Even in the age of artificial intelligence, common sense still matters.
Technology addiction is running rampant. We spend more time looking at screens than talking to the people who matter. This digital dependence is impairing our ability to make decisions, because we no longer trust our common sense. The more we rely on technology advances like artificial intelligence and predictable algorithms to make decisions, the more unpredictable we become. No, that’s not counter-intuitive. It’s what happens when human beings stop using our most valuable asset: our brains.
There’s a human factor in every small step and in every decision. Remember the movie Apollo 13 and this quote by NASA flight director, Gene Kranz? “We’ve never lost an American in space; we’re sure as hell not going to lose one on my watch. Failure is not an option.” What happened when their technology failed? NASA engineers huddled in a room under unbelievable time pressure to save their astronauts. They never panicked and never gave up on finding a solution.

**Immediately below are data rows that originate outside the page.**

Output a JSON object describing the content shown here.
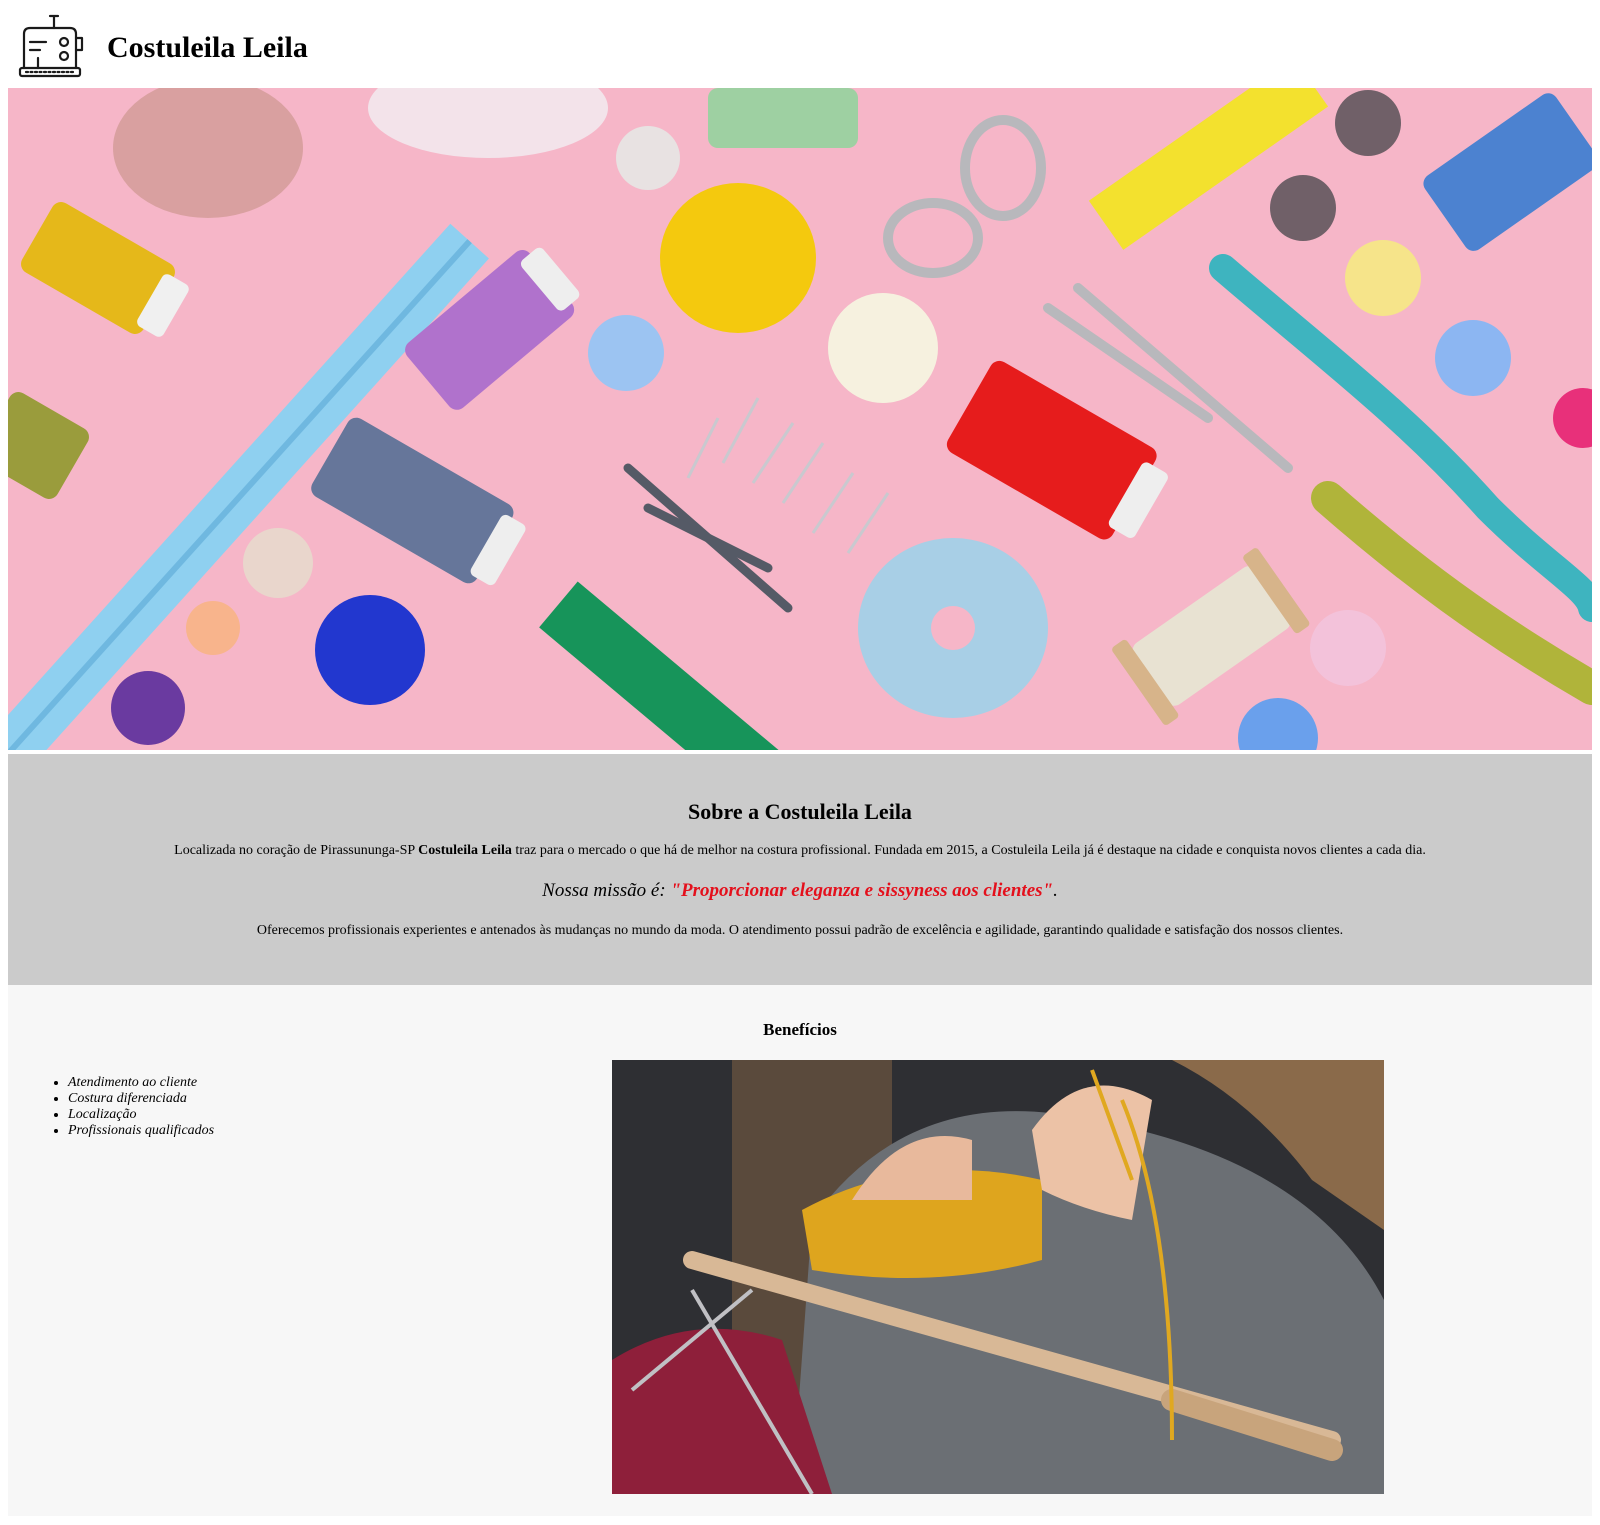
{
  "header": {
    "title": "Costuleila Leila",
    "logo_icon": "sewing-machine-icon"
  },
  "hero": {
    "image": "sewing-supplies-flatlay",
    "background_color": "#f6b6c8"
  },
  "about": {
    "heading": "Sobre a Costuleila Leila",
    "intro_before": "Localizada no coração de Pirassununga-SP ",
    "intro_brand": "Costuleila Leila",
    "intro_after": " traz para o mercado o que há de melhor na costura profissional. Fundada em 2015, a Costuleila Leila já é destaque na cidade e conquista novos clientes a cada dia.",
    "mission_label": "Nossa missão é: ",
    "mission_quote": "\"Proporcionar eleganza e sissyness aos clientes\"",
    "mission_end": ".",
    "services": "Oferecemos profissionais experientes e antenados às mudanças no mundo da moda. O atendimento possui padrão de excelência e agilidade, garantindo qualidade e satisfação dos nossos clientes.",
    "background_color": "#cbcbcb",
    "quote_color": "#e4101c"
  },
  "benefits": {
    "heading": "Benefícios",
    "items": [
      "Atendimento ao cliente",
      "Costura diferenciada",
      "Localização",
      "Profissionais qualificados"
    ],
    "image": "knitting-hands-photo",
    "background_color": "#f7f7f7"
  }
}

Technology is an amazing tool, but humans make the final decisions.
Common Sense Is Becoming Even Less Common
That’s why I resonated with the Verge’s recent post, “Why trying to be too efficient will make us less efficient in the long run.” The article is an interview with Edward Tenner, author of The Efficiency Paradox: What Big Data Can’t Do.
Tenner explains how efficiency technology and artificial intelligence can make us less efficient and less intelligent. He writes:
There are two factors that are underestimated by people and that are serious issues in the application of efficient technology. One of them is what’s called “local knowledge.” All of us know that there’s some route that might look really great on a map, but we know it’s a problem because we’ve traveled over it. For example, there’s an intersection that looks like the shortest way, but I know the traffic is tied up there, and it’s quicker to take a longer way, and [traffic app] Waze hasn’t done this. Every once in a while, Waze points out a really crazy direction, and if people don’t have common sense, sooner or later they will be very disappointed. Since I’ve come to recognize Waze is not infallible, I use it, and if I see there’s something that’s not right, I try to pull over and take a look at a printed map and figure out what’s going wrong.
The other is tacit knowledge. The idea is that no matter how much information you feed into an intelligent system, there are many, many things that are tacit, meaning that they are not explicitly stated anywhere. You can’t find that information in an encyclopedia.
One example is how little children can understand the meaning of a proverb — like “a stitch in time saves nine” or “a rolling stone gathers no moss” — in a way that a computer can’t. There are many things that even little children can appreciate that the most advanced technologies of machine learning can’t, and I think that to me is one of the most exciting things about the mind and about being human.
(Read the rest of the interview with Tenner.)
Data Isn’t Everything—Trust Your Instincts
Machines are smart, and they’re certainly better than us at math. But predictive analytics can’t predict everything.
Tenner also discusses why rule-breaking events have been breakthroughs and made life exciting. For example, just consider all the surprise hit films and the supposed blockbusters that flopped, disappointments from ball players whose prowess had been analyzed down to the second, actors described as second-rate until they got the role of a lifetime, job applicants you turned down who became successful entrepreneurs, and college drop-outs who became billionaires.
The moral of the story? As Tenner puts it, “Don’t be afraid of your common sense.”